Telemedicine’s Unusual Applications: Prisoner Health

Telemedicine has obvious potential to revolutionize how Joe the Plumber (and his cousin, Mike the Systems Analyst) interact with their doctors and other healthcare providers. But what about the more institutional uses for this field of technology? It turns out that prisons have been using telemedicine technology for decades, and they’re anxiously waiting for more of it to go mainstream.

Why? Simple: one of the biggest expenses in dealing with prisoner health issues is the danger involved in bringing a medical team into a prison — or a violent inmate out into a medical facility. According to a study in North Carolina, the most basic prisoner transport (which still requires two guards and a State vehicle) costs $700 each way. And while every prison has a small medical ward, they’re often woefully inadequate to any but the most basic healthcare tasks.

Enter Telemedicine

Many states are looking into providing telemedical consultation services for prisoners, hoping that by giving them the chance to talk to a doctor — be it to discuss preventative health or get a diagnosis or discuss side effects of medicines — they can reduce costs in time, money, and lives. Colorado, North Carolina, and Texas already have state-wide medical teleconferencing in their public prison system; some dozen other states are watching carefully to see if the programs deliver the expected results.

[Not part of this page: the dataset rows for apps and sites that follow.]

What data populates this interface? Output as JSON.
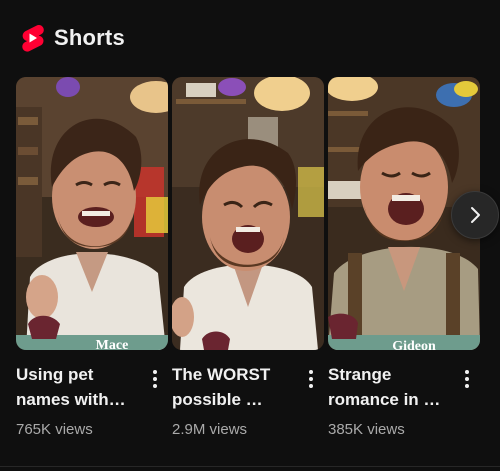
{
  "section": {
    "title": "Shorts",
    "logo_icon": "youtube-shorts-icon",
    "accent_color": "#ff0033"
  },
  "cards": [
    {
      "title": "Using pet\nnames with…",
      "views": "765K views",
      "banner_text": "Mace",
      "menu_icon": "more-vertical-icon"
    },
    {
      "title": "The WORST\npossible …",
      "views": "2.9M views",
      "banner_text": "",
      "menu_icon": "more-vertical-icon"
    },
    {
      "title": "Strange\nromance in …",
      "views": "385K views",
      "banner_text": "Gideon",
      "menu_icon": "more-vertical-icon"
    }
  ],
  "navigation": {
    "next_icon": "chevron-right-icon"
  }
}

Private Prisons, Private Practices

It was the private sector, however, that first adopted telemedicine for prison populations as the primary method of dealing with prisoner health. The Corrections Corporation of America, owners of the Leavenworth Detention Center, has instituted a ‘tele-first’ policy and claims that it takes only 16 successful telemedicine interactions per month for their program to pay for itself and start saving the prison money with each successive diagnosis or consultation. They have contracted with a variety of private practices to acquire the services of more than 31 doctors across 15 specializations for their prison population.

Prisoner’s and Practitioner’s Preference

Perhaps unsurprisingly, the CCA also reports that their prisoners prefer telemedicine visits to being handcuffed and transported to a facility under constant watch by nervous armed guards. Similarly, doctors — even those accustomed to working in adverse conditions — would much rather be on the opposite side of a hundred-mile gap from a violent criminal if conditions allow.

The Quality Question

Prison Legal News managing editor Alex Friedmann posed the all-important question at a national healthcare conference in late 2013: “The vast majority of medical consults outside the prison setting are face to face, in-person examinations. If that is the community standard of care, to what extent does telemedicine applied specifically to prisoners represent a deviation from the standard of care?”

Currently, the law requires that prisoners be given the opportunity to decline telemedical services in favor of traditional face-to-face medicine — so long as that remains true, any deviation is at the discretion of the prisoner… an acceptable scenario, one must believe, for all involved.